Rivera joins a growing chorus of Democrats, including a Democratic member of Congress, who have called for Cuomo to resign, threatened to remove him from office through impeachment or suggested that he might face a primary challenge if he seeks a fourth four-year term next year.
The strongest defense of Cuomo being offered by top Democrats in Congress has simply been that it would be premature to pass judgment until investigations into his alleged misconduct are finished.
U.S. Senate Majority Leader Chuck Schumer, who represents New York, called the allegations “serious, very troubling” and said “these women have to be listened to.”
Cuomo, 63, and eldest son of former New York Governor Mario Cuomo, is facing accusations from three women who have accused him of inappropriate behavior, including two former aides and a complete stranger. He is also being buffeted by a report from New York Attorney General Letitia James, who found that more residents died in nursing homes from the coronavirus than the state Department of Health had reported.
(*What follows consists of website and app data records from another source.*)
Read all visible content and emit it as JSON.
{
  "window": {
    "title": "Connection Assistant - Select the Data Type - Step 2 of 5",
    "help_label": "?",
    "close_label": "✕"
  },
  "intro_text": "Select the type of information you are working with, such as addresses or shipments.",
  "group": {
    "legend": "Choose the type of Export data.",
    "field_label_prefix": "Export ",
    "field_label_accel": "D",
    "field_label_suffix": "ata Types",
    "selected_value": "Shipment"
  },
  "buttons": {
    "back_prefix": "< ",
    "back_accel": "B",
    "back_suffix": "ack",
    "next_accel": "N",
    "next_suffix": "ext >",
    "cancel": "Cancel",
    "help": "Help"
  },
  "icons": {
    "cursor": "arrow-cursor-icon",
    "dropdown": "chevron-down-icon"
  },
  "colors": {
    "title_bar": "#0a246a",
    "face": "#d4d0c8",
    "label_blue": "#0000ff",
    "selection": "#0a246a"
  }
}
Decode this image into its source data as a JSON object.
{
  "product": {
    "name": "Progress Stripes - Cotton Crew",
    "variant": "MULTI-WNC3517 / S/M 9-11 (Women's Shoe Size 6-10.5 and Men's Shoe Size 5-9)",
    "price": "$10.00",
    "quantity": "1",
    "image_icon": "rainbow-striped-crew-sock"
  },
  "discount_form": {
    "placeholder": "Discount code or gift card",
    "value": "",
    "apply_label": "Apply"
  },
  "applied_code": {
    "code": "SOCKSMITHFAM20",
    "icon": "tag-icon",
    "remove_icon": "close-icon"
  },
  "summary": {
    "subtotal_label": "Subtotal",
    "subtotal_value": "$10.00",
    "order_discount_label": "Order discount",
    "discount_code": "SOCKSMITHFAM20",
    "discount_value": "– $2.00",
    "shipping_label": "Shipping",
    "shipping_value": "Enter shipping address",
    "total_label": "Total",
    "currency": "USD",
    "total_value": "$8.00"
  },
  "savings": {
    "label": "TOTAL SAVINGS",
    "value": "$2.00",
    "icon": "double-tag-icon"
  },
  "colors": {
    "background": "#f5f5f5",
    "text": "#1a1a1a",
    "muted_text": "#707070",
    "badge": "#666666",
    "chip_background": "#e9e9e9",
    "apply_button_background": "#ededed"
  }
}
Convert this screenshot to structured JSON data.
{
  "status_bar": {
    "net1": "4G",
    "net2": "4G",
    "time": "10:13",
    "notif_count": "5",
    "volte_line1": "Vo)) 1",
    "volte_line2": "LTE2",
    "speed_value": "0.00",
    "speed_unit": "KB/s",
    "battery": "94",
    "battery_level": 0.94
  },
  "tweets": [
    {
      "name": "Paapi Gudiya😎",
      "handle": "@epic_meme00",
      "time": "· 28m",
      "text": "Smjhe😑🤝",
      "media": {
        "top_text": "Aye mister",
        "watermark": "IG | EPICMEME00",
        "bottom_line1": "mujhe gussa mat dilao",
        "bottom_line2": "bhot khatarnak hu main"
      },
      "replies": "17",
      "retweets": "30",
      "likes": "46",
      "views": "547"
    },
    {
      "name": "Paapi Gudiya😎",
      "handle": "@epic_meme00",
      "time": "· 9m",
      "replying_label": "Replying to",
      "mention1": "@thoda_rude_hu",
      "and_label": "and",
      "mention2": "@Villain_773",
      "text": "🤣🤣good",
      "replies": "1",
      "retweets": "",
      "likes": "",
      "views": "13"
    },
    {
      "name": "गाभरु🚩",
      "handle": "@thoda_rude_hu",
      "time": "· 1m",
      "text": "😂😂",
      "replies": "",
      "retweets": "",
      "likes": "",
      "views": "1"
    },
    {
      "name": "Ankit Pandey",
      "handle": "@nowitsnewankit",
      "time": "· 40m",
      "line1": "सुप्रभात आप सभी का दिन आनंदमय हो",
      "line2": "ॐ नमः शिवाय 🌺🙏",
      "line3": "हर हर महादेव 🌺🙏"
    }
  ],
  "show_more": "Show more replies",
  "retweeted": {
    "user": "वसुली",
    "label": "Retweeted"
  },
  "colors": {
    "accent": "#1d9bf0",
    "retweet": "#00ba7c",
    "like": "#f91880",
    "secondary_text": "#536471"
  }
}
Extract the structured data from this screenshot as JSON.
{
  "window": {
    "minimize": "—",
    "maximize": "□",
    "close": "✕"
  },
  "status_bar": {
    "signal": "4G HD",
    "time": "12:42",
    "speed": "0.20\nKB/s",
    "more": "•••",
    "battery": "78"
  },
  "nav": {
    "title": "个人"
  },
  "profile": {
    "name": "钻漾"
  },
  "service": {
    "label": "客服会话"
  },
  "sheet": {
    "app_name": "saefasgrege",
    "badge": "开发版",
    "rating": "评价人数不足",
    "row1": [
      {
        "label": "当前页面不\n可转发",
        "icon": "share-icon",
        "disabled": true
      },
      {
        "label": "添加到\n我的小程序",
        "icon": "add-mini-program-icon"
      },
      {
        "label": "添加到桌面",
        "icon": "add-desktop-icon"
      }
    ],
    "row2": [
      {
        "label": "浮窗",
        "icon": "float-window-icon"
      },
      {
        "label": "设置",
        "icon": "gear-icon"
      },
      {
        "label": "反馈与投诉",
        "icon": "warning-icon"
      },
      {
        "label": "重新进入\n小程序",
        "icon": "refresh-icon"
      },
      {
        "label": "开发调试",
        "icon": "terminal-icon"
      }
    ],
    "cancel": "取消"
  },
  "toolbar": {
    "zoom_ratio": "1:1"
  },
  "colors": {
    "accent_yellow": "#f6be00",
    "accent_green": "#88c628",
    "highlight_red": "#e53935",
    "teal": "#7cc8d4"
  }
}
A top Cuomo aide admitted on a private call with lawmakers that the state withheld data because it was afraid of a federal investigation.
James has also been charged with finding an outside attorney to look into the sexual harassment claims made by Charlotte Bennett, a former Cuomo aide, and Lindsey Boylan, a former top economic development official, about uncomfortable interactions with Cuomo. The governor has denied the accounts but apologized for what he called “playful” interactions that he said were misconstrued.
The controversies have taken a toll, with recent polls from Siena College and Maris College showing Cuomo’s job approval dropping from last year’s highs. A Hill-HarrisX poll taken in late February found that 71% of registered voters believed that the governor knew about the undercounting of nursing home deaths.
On Tuesday, six members of New York’s legislature who identify as democratic socialists called on Cuomo to step down, joining Long Island U.S. Representative Kathleen Rice, the first Democratic member of Congress to do so. Those demands came after a third woman, Anna Ruch, described inappropriate behavior by Cuomo at a wedding.
Other Democrats in Congress have called for the sexual harassment allegations to be investigated, but stopped short of saying what should happen to Cuomo.
House Democratic Caucus Chairman Hakeem Jeffries of New York, asked about Cuomo at a Tuesday press conference on another topic, said “these allegations are very serious against Governor Cuomo, made by serious individuals, and deserve a serious and independent investigation.”
“Now that the attorney general has taken over the investigation, it will be fully independent and thorough, and I await the results,” he added.
House Speaker Nancy Pelosi, who was at the news conference, followed up by saying “I associate myself” with Jeffries’ position.
Jay Jacobs, the state’s Democratic Party chairman, urged leaders to allow James’s investigation into the “serious, disturbing” allegations against Cuomo to move ahead.
“It is both premature and unfair for anyone to opine on the outcome until that investigation is completed and the results reported,” Jacobs said Tuesday in a statement.